(Ottawa – February 16, 2021) Federal and provincial governments need to step up to fix serious issues in post-secondary education (PSE), says a new coalition representing over one million students and workers. In a report released today, the coalition outlines significant challenges facing the sector and lays out a comprehensive plan to strengthen post-secondary education as key to the pandemic response and recovery.
“The costs of education are rising, while growing inequality and stagnant wages mean that fewer Canadians will be able to access education and training, just when unemployment and economic displacement are high due to the pandemic,” the report notes.
The report also details how PSE is a critical contributor to the social and economic health of Canada and the foundation for Canada’s knowledge advantage, yet it is under considerable strain without intervention.
- Public funding now represents less than half of total university revenue in Canada, leaving institutions to somehow make up the difference, often through over-reliance on exploitive international student fees.
- Costs are out-stripping students’ ability to pay: average domestic undergraduate tuition has increased by 215 per cent since 1980, with average domestic graduate tuition increasing by 247 per cent since 1980, after accounting for inflation.
- Since 2006, more than half of faculty hiring has become contract-based, driving precarity up and wages down.
- Only 21 per cent of eligible First Nations students are receiving funding for postsecondary education.
The coalition’s Education for All campaign asks the federal government to work with provinces and territories to fix issues of cost, precarity, equity and access — common across Canadian campuses.
Education for All calls for:
- Boosting federal funding for PSE through the transfer to the provinces by a minimum of $3 billion, ensuring that funding is transparent and accountable and keeps up with inflation and enrolment growth;
- The elimination of interest rates on student loan repayments, the expansion of grants while working towards the gradual elimination of tuition fees;
- Expanding Canada’s research capacity, which has been slowed as a result of the pandemic, through increased research funding and graduate scholarships;
- Supporting a workforce renewal strategy that limits the sector’s use of precarious job contracts, contracting out and privatization.
Media contact: Lisa Keller, CAUT Communications Officer, (613)222-3530; email@example.com
The Education for All campaign is a joint initiative of the Canadian Association of University Teachers, the Canadian Federation of Students, the Canadian Union of Public Employees, the Public Service Alliance of Canada, and the National Union of Public and General Employees representing more than one million students and workers.
Brenda Austin-Smith, President of the Canadian Association of University Teachers:
“Colleges and universities are centres of knowledge, innovation and talent growth, as well as sites of research and creative responses to threats like COVID-19 and climate change.
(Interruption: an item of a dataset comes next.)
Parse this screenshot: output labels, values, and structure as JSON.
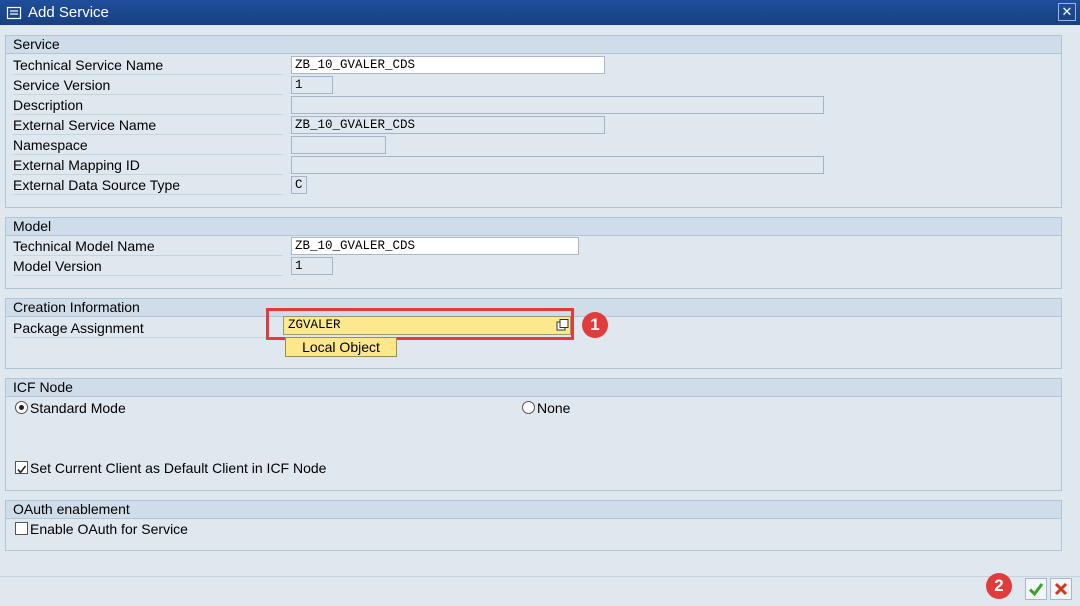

Yet, decades of underfunding have led to the rise of precarious work among campus workers, including academic staff. The working conditions of our members are the learning conditions of students. That is why we support a healthy post-secondary education system that is critical to the post-pandemic recovery.”
Nikki Brayiannis, Deputy Chairperson of the Canadian Federation of Students:
“Students from coast to coast are fighting in solidarity for a high-quality, affordable post-secondary education that doesn’t leave anyone behind. Education for All is an opportunity to bridge gaps in our society like never before, with students, workers, and teachers at the centre of building a more equitable future.”
Mark Hancock, National President of the Canadian Union of Public Employees:
“CUPE’s 75,000 post-secondary education workers know that every job on campus is essential in delivering the highest quality education, from academic staff to food services to clerical staff and building operators. We’ve seen the impact that privatization and cost-cutting has had on the quality of education and the health and safety of students and workers. That’s why we’re proud to support a vision of Education for All that values high quality, publicly funded post-secondary education.”
Chris Aylward, National President of PSAC:
“Post-secondary workers, such as post-doctoral fellows and researchers, help secure Canada’s economic development and future innovation. They deserve fair wages and decent working conditions, which means universities and colleges must end their reliance on precarious contract jobs, corporate influence, and privatization. Innovative thinkers should be driving our research priorities, not corporate shareholders.”
Larry Brown, President of the National Union of Public and General Employees:
“A high-quality and accessible post-secondary education system will be crucial to meeting the challenges of today and to a more equitable, more sustainable future. We need our colleges and universities, more than ever, to train workers who design, build, and maintain green infrastructure, who perform care work, including child care and long-term care, and the numerous other skills that contribute to our society.”